• Exercise goal
Every line in the records below that holds "dist" must be identified and copied.

[Dataset excerpts]
------

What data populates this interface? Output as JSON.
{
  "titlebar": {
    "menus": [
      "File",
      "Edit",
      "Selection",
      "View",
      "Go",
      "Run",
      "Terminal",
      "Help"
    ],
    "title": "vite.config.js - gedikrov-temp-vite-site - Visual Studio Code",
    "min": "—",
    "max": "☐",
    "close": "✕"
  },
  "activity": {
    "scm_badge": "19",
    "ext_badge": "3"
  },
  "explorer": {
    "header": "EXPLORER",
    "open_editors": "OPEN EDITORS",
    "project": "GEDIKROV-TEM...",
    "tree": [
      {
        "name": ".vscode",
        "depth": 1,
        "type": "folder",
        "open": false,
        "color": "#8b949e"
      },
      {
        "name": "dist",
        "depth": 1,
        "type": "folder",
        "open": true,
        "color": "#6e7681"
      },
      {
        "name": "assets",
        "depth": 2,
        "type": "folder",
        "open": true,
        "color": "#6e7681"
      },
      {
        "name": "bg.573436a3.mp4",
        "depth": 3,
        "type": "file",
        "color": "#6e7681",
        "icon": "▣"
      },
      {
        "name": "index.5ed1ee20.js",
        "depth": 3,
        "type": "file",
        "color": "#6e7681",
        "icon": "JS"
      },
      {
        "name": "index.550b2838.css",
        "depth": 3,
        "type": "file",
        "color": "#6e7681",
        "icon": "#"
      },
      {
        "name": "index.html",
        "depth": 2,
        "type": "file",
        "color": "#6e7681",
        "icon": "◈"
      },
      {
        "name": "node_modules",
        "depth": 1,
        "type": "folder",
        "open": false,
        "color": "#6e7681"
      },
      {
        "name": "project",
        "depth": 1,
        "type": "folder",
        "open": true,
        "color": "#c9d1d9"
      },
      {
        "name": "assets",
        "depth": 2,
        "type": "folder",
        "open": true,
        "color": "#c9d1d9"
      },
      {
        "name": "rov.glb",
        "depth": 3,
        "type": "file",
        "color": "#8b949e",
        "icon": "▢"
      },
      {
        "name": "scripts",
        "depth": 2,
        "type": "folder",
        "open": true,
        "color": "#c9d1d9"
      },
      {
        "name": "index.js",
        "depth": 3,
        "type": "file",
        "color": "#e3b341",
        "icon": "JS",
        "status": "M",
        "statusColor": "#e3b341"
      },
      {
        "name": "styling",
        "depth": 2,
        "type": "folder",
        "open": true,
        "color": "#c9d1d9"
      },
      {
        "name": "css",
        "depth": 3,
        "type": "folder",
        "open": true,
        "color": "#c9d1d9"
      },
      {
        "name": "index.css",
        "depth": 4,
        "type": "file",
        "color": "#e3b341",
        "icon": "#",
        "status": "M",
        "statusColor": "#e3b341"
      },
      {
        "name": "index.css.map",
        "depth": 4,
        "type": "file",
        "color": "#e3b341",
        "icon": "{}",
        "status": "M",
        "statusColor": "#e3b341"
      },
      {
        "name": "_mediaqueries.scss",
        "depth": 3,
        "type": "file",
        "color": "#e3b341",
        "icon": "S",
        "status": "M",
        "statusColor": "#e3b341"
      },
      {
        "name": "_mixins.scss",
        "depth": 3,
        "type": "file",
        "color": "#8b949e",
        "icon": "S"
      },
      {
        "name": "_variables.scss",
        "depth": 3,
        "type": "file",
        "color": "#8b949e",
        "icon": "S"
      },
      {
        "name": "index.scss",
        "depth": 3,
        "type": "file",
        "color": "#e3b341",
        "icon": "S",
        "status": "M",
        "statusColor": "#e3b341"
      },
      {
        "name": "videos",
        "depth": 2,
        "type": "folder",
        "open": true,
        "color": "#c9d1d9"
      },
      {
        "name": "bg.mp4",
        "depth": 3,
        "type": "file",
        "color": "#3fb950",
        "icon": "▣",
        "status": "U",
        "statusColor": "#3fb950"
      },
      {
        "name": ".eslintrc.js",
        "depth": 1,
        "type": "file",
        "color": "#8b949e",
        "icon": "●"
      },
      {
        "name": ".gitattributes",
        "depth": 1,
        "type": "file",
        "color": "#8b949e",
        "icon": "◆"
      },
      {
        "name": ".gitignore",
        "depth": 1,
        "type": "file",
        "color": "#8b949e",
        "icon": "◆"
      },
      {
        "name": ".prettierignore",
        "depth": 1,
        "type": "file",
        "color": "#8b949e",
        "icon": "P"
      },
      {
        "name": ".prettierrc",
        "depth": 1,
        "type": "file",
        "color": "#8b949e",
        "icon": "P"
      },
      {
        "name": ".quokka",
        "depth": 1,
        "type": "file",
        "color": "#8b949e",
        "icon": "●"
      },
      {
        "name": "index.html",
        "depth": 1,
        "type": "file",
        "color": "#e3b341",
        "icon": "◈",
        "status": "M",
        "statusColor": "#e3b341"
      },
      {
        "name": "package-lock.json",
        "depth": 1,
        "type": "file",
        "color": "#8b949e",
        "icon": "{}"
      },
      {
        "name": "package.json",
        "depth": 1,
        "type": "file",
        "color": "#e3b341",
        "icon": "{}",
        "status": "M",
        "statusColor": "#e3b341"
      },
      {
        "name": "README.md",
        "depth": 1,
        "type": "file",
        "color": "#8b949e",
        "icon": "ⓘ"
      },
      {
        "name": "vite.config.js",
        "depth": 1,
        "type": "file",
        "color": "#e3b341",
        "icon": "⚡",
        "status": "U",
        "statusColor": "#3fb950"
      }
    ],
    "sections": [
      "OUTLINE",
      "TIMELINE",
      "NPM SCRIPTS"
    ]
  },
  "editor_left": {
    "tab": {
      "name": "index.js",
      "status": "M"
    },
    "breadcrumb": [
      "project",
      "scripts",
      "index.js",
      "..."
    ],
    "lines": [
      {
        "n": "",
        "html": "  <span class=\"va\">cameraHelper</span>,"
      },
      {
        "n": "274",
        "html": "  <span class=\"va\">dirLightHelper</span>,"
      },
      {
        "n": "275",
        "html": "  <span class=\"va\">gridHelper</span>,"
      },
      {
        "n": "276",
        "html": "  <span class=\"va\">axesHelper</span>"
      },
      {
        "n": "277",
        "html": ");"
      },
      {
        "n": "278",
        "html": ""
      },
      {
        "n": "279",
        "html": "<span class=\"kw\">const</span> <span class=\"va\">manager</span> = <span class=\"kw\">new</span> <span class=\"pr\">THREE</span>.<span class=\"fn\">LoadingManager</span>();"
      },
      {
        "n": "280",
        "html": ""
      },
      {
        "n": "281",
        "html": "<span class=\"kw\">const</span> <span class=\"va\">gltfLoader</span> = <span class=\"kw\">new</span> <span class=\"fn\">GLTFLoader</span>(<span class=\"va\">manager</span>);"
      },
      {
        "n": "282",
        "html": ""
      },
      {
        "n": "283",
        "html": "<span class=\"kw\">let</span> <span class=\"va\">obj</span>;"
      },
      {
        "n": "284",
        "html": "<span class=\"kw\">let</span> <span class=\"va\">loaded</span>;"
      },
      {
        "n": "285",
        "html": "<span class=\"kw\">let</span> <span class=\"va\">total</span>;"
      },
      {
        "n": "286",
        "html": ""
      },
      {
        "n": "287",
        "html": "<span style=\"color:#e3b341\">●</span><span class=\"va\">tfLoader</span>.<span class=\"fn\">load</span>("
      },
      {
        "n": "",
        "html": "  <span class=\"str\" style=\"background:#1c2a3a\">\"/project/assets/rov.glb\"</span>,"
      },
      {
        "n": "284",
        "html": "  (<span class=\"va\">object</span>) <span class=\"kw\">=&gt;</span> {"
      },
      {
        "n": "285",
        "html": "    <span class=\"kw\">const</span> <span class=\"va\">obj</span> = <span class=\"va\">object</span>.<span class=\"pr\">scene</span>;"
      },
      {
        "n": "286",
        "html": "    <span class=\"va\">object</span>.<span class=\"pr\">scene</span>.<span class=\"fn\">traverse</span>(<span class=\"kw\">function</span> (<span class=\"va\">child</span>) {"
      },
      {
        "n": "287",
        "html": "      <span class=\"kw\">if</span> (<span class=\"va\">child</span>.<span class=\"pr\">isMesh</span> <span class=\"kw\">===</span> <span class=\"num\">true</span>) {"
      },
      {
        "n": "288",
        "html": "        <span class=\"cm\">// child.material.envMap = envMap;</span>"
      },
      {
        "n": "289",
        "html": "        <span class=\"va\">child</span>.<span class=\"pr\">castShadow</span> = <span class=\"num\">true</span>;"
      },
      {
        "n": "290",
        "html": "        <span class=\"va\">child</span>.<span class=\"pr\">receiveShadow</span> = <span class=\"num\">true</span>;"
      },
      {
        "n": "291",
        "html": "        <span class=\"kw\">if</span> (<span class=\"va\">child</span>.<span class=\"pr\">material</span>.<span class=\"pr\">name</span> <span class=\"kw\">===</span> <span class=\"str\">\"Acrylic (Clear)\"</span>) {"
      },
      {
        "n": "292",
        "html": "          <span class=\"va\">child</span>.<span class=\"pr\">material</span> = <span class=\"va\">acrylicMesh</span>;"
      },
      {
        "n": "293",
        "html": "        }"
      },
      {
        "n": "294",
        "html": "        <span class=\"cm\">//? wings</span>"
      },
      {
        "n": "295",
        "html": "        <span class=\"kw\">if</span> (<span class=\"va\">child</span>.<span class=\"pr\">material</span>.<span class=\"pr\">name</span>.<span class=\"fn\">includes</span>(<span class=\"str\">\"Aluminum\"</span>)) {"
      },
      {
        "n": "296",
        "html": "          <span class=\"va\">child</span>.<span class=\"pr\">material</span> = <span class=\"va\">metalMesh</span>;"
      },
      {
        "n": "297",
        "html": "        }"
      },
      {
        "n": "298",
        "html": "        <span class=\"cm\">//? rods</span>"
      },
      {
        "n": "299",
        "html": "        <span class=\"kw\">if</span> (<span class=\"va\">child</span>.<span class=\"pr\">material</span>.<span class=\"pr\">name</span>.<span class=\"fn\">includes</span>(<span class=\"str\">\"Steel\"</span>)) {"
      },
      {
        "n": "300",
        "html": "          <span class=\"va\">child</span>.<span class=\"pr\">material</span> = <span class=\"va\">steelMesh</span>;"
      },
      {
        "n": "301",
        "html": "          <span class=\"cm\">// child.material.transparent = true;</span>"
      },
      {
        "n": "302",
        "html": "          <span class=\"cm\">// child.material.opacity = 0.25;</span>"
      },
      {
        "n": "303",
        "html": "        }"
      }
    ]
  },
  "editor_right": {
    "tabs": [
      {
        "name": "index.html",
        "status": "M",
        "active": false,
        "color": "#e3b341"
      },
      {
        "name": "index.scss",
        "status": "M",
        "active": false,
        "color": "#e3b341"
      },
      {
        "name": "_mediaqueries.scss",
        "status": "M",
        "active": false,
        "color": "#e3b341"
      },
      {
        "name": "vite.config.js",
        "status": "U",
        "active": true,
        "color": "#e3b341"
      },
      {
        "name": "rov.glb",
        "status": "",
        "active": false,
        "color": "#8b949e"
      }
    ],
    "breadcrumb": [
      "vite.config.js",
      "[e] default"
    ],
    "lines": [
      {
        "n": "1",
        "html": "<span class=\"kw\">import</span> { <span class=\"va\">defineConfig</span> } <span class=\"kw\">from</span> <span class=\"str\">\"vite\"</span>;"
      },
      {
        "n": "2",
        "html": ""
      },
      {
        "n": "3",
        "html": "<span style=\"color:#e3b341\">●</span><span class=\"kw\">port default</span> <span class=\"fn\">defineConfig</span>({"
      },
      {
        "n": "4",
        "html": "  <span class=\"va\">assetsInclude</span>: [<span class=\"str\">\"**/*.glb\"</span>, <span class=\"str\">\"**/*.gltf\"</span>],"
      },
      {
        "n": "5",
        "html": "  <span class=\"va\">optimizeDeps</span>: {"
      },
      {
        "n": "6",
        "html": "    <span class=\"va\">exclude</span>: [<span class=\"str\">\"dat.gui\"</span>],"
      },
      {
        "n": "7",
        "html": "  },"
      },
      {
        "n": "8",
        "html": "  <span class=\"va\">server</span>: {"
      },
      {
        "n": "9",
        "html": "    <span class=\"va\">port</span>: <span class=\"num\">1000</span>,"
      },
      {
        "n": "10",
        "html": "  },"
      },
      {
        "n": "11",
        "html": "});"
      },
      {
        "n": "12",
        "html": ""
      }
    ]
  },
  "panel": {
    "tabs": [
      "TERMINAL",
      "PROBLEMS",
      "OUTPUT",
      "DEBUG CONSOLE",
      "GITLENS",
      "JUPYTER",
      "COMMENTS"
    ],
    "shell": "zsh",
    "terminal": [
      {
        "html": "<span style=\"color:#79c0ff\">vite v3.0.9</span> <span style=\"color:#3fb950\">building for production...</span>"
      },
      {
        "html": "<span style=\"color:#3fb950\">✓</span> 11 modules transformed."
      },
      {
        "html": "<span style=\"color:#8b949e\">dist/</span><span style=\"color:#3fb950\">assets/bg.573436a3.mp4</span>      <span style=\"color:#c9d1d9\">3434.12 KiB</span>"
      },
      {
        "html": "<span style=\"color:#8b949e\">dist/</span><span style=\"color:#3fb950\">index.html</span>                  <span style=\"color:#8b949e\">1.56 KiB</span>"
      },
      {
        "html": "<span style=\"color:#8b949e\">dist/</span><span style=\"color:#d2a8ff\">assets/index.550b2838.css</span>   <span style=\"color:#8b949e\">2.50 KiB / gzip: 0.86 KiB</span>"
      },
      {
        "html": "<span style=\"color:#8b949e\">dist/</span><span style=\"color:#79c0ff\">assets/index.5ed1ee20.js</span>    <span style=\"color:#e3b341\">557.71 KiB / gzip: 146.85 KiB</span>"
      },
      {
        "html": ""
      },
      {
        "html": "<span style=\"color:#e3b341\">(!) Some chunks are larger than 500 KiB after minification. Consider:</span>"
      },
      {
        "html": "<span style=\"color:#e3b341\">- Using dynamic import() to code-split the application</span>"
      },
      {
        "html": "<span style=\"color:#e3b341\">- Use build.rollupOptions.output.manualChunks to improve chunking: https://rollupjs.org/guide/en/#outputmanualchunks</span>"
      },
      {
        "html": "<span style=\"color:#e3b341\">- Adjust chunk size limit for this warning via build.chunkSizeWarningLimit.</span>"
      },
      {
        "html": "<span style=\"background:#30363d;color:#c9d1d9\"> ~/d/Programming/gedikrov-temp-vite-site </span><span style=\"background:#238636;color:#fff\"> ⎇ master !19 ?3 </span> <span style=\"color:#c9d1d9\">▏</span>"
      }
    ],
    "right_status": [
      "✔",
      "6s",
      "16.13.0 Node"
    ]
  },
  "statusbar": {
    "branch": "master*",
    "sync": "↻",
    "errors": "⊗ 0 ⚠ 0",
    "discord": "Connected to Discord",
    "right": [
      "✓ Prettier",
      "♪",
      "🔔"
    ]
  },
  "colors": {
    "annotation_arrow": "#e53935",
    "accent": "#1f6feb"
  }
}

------

• Task result
        "name": "dist",
        "html": "<span style=\"color:#8b949e\">dist/</span><span style=\"color:#3fb950\">assets/bg.573436a3.mp4</span>      <span style=\"color:#c9d1d9\">3434.12 KiB</span>"
        "html": "<span style=\"color:#8b949e\">dist/</span><span style=\"color:#3fb950\">index.html</span>                  <span style=\"color:#8b949e\">1.56 KiB</span>"
        "html": "<span style=\"color:#8b949e\">dist/</span><span style=\"color:#d2a8ff\">assets/index.550b2838.css</span>   <span style=\"color:#8b949e\">2.50 KiB / gzip: 0.86 KiB</span>"
        "html": "<span style=\"color:#8b949e\">dist/</span><span style=\"color:#79c0ff\">assets/index.5ed1ee20.js</span>    <span style=\"color:#e3b341\">557.71 KiB / gzip: 146.85 KiB</span>"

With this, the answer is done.